"Oh, it matters not -- it matters not," said Henry, listlessly; "nothing matters now. I care not what becomes of me -- am getting weary of a life which now must be one of misery and dread."
Chillingworth reassures Henry that he can stand up against the vampire (which may or may not exist), and then there's this odd bit about religion:
"But, Mr. Chillingworth, I cannot and will not renounce the sublime truths of Scripture. They may be incomprehensible; they may be inconsistent; and some of them may look ridiculous; but still they are sacred and sublime, and I will not renounce them although my reason may not accord with them, because they are the laws of Heaven."
No wonder this powerful argument silenced Mr. Chillingworth, who was one of those characters in society who hold most dreadful opinions, and who would destroy religious beliefs, and all the different sects of the world, if they could, and endeavour to introduce instead some horrible system of human reason and profound philosophy.
But how soon the religious man silences his opponent; and let it not be supposed that, because his opponent says no more upon the subject, he does so because he is disgusted with the stupidity of the other; no, it is because he is completely beaten, and has nothing more to say.

This almost brings me back to the stealth parody theory I mentioned back in Chapter 5 (and by the way, I believe I have found the book after several weeks of searching: The Vampire's Bedside Companion, by Peter Underwood—but I have not received it in the mail yet, so I cannot be certain).

Chapter 9: In Which Flora is Badass (But JMR Kind of Screws It Up)


  1. I continue to enjoy each of these postings so very much! I've even sent the URL of your blog to some others.

    Um...don't want to give anything away, but I wasn't maintaining the nighttime visit is because the plot demands it, but that the plot later explains it--at least to some extent. There is a reason in character for this event to take place.

    Me, I hardly think a vampire named Marmaduke is any more frightening than one named Runnegate...

  2. I wasn't maintaining the nighttime visit is because the plot demands it, but that the plot later explains it--at least to some extent.

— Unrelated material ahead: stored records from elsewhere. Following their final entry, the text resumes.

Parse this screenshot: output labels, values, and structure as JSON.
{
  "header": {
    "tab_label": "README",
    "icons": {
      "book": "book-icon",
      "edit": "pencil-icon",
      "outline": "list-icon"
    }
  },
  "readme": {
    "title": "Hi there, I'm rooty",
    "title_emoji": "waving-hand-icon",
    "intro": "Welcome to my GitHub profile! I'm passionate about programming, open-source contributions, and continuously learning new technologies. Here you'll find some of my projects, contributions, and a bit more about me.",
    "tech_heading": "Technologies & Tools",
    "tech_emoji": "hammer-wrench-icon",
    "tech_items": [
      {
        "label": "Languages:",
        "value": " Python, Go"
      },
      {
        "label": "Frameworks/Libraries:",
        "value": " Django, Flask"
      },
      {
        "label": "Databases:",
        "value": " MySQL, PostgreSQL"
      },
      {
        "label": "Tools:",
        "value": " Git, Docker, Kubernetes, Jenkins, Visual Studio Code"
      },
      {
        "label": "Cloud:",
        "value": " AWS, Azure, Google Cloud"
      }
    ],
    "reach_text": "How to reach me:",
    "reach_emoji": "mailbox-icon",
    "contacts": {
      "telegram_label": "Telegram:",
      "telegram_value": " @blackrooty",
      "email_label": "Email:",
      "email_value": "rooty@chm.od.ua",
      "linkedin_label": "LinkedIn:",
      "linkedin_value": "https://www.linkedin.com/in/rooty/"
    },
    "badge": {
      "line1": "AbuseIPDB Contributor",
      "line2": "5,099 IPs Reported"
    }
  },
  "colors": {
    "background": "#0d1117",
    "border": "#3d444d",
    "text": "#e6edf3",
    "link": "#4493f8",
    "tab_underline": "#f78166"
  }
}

    Fair enough. I have just received my copy of Varney the Vampire (ed. Curt Herr) in the mail (it is the size of a science textbook!), and hope to read ahead a bit more before I make my next post. (I haven't been reading ahead because my eyes have trouble focusing on large amounts of text on a computer screen, and the free online copy was all I had to guide me before.)

    Thank you for the links! If you would ever be interested in making a guest post (if you have a favorite chapter or something), please let me know; I'd love to have you.

  3. Thanks for the offer! I'll consider it, but right now my focus vis-a-vis VARNEY is re-editing and re-writing.

  4. Is "Yeoman" supposed to be another name or some kind of Title? It seems to me a weird word to read on a 17th Century English tombstone.